Central London, The U.K. – Bayswater | Belgravia | Bloomsbury | Clerkenwell | The City | Holborn | Mayfair | Paddington | Pimlico | Soho | St. James’s | St. John’s Wood | The West End | Westminster | Whitehall
We Cover the following postcodes for event security in London, The U.K.:
EC1 | EC2 | EC3 | EC4 | W1 | W2 | W4 | W6 | W11 | SW1 | SW3 | SW5 | SW7 | SW11 | SW19 | SE1 | SE10 | SE21 | E1 | E2 | E3 | N1 | N5 | N6 | NW1 | NW3 | WC2 | EC1 | EC2 | EC3 | EC4 | W1 | W2 | W4 | W6 | W8 | W11 | SW1 | SW3 | SW5 | SW7 | SW11 | SW19 | SE1 | SE10 | SE16 | SE21 | E1 | E2 | E3 vN1 | N5 | N6 | NW1 | NW3 | WC1 | WC2
In addition, we can deploy our services nationally or internationally 24/7, 7 days a week.
Company Name: Spetsnaz Security International

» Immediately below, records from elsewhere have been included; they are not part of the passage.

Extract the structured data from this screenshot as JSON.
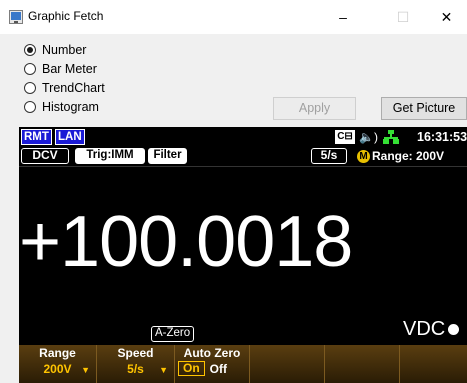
{
  "window": {
    "title": "Graphic Fetch",
    "minimize": "–",
    "maximize": "☐",
    "close": "✕"
  },
  "options": [
    {
      "label": "Number",
      "selected": true
    },
    {
      "label": "Bar Meter",
      "selected": false
    },
    {
      "label": "TrendChart",
      "selected": false
    },
    {
      "label": "Histogram",
      "selected": false
    }
  ],
  "buttons": {
    "apply": "Apply",
    "get_picture": "Get Picture"
  },
  "instrument": {
    "status": {
      "rmt": "RMT",
      "lan": "LAN",
      "cb": "C⊟",
      "speaker": "🔈)",
      "time": "16:31:53"
    },
    "mode": {
      "function": "DCV",
      "trigger": "Trig:IMM",
      "filter": "Filter",
      "rate": "5/s",
      "m_badge": "M",
      "range": "Range:  200V"
    },
    "reading": "+100.0018",
    "azero": "A-Zero",
    "unit": "VDC",
    "softkeys": {
      "range_label": "Range",
      "range_value": "200V",
      "speed_label": "Speed",
      "speed_value": "5/s",
      "autozero_label": "Auto Zero",
      "autozero_on": "On",
      "autozero_off": "Off"
    }
  },
  "colors": {
    "screen_bg": "#000000",
    "tag_blue": "#1b1bd6",
    "softkey_value": "#ffc400",
    "network_green": "#35e035"
  }
}
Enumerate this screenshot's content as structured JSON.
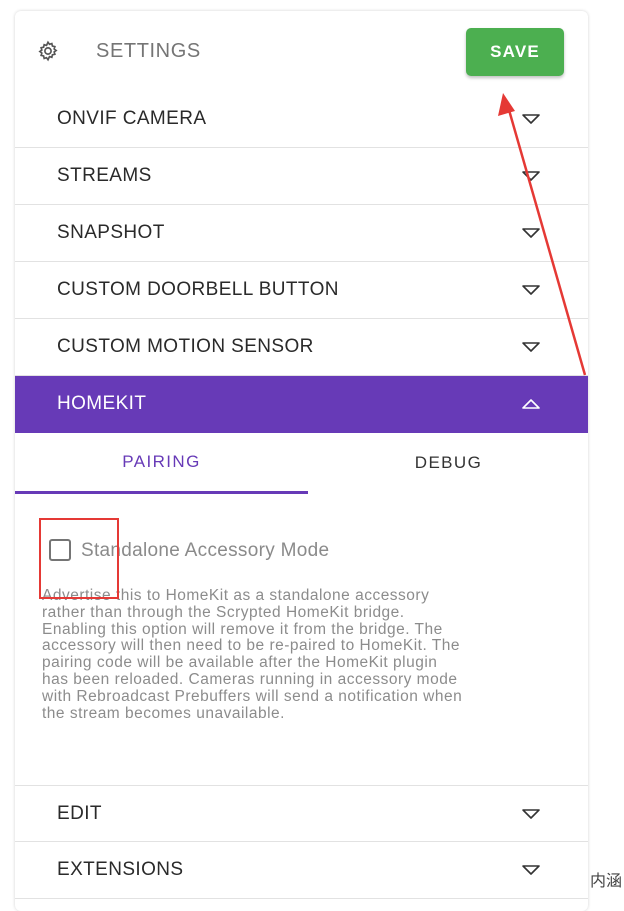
{
  "header": {
    "title": "SETTINGS",
    "save_label": "SAVE",
    "gear_icon": "gear-icon"
  },
  "sections": [
    {
      "label": "ONVIF CAMERA",
      "expanded": false
    },
    {
      "label": "STREAMS",
      "expanded": false
    },
    {
      "label": "SNAPSHOT",
      "expanded": false
    },
    {
      "label": "CUSTOM DOORBELL BUTTON",
      "expanded": false
    },
    {
      "label": "CUSTOM MOTION SENSOR",
      "expanded": false
    },
    {
      "label": "HOMEKIT",
      "expanded": true
    }
  ],
  "homekit": {
    "tabs": [
      {
        "label": "PAIRING",
        "active": true
      },
      {
        "label": "DEBUG",
        "active": false
      }
    ],
    "standalone": {
      "label": "Standalone Accessory Mode",
      "checked": false,
      "description_lines": [
        "Advertise this to HomeKit as a standalone accessory",
        "rather than through the Scrypted HomeKit bridge.",
        "Enabling this option will remove it from the bridge. The",
        "accessory will then need to be re-paired to HomeKit. The",
        "pairing code will be available after the HomeKit plugin",
        "has been reloaded. Cameras running in accessory mode",
        "with Rebroadcast Prebuffers will send a notification when",
        "the stream becomes unavailable."
      ]
    }
  },
  "lower_sections": [
    {
      "label": "EDIT",
      "expanded": false
    },
    {
      "label": "EXTENSIONS",
      "expanded": false
    }
  ],
  "corner_text": "内涵",
  "colors": {
    "accent": "#673ab7",
    "save": "#4caf50",
    "annotation": "#e53935"
  }
}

Contact Person: Fidel Matola
Email: Send Email
Country: United Kingdom